線的인 진전 : 예이츠의 후기시 -비잔티움 항해>를 중심으로-
The Linear Progress: Yeats's Later Poetry
- Issue Date
- 서울대학교 인문대학
- 인문논총, Vol.8, pp. 19-37
- "Sailing to Byzantium" has long been interpreted as a quest for a resting place in the "artifice of eternity". As an "artifice of eternity for soul" piece, however, it occupies an uncomfortable place among Yeats's later poems. "Among School Children" (which preceded it) and "A Dialogue of Self and Soul" (which follows it), for instance, are the poems of the "self", and their key motif is "Labour is blossoming or dancing where/The body is not bruised to pleasure soul" (Among School Children). Close reading reveals that the word "soul" takes two distinct meanings in those poems. The most illuminating example shows itself in "A Dialogue of Self and Soul" when Self, after Soul's exit, speaks in monologue that he will gladly endure again the agony that he should suffer "if he woos/A proud woman not kindred of his soul" (my italics). Here Yeats (or the speaker) uses the word "soul" not as a spiritual entity but as the essence of the self. In "Sailing to Byzantium" the "soul" unawares changes itself into "I". Till the end of the penultimate stanza much attention has been given to the soul, 'which demands the subject of the last stanza to be "my soul", instead of "I". But the stanza begins: Once out of nature I shall never take My bodily form from any natural thing... The change of the soul to "I"in the poem symbolically heralds the later Yeats whose main concern is "I", not the soul.

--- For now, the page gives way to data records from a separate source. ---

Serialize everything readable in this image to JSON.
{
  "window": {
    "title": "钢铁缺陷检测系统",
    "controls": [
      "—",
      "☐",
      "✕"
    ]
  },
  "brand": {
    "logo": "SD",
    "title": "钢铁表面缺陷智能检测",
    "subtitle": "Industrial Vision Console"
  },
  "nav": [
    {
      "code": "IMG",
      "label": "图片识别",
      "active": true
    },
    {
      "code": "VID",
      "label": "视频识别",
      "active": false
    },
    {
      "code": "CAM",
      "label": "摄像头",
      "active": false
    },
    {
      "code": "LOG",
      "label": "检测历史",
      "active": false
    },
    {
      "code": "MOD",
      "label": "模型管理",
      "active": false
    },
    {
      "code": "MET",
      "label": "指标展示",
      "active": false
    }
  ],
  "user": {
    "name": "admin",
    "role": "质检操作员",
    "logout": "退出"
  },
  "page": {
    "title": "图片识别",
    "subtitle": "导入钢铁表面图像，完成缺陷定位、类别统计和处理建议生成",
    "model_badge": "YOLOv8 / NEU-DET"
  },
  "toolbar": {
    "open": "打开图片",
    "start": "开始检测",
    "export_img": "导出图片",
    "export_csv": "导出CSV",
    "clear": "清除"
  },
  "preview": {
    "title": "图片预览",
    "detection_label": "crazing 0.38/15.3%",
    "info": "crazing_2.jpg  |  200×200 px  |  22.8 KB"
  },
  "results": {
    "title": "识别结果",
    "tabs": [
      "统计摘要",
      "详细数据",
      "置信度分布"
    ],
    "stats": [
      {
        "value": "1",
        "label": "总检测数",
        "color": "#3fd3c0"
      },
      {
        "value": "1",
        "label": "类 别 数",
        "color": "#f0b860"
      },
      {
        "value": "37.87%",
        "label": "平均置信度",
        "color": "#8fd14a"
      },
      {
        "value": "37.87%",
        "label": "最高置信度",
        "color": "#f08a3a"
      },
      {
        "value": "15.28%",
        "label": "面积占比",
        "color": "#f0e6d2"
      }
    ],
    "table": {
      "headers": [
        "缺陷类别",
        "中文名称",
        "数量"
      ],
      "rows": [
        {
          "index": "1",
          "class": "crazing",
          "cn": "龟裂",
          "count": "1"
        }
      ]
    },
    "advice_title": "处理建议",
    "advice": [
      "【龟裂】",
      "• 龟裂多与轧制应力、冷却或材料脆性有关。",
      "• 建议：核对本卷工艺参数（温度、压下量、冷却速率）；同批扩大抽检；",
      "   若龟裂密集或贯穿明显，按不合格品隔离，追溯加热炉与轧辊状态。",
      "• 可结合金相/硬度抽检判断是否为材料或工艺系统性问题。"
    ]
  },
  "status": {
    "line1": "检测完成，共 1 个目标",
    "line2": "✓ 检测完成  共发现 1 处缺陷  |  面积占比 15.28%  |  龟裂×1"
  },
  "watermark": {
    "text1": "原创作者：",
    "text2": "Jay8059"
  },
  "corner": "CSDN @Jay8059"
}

Seen in this perspective, the progress of Yeats in .his later poetry is not dialectic (as some critics assert) but linear, and "Sailing to Byzantium" occupies the center comfortably among the poems of The Tower and The Winding Stair and Other Poems.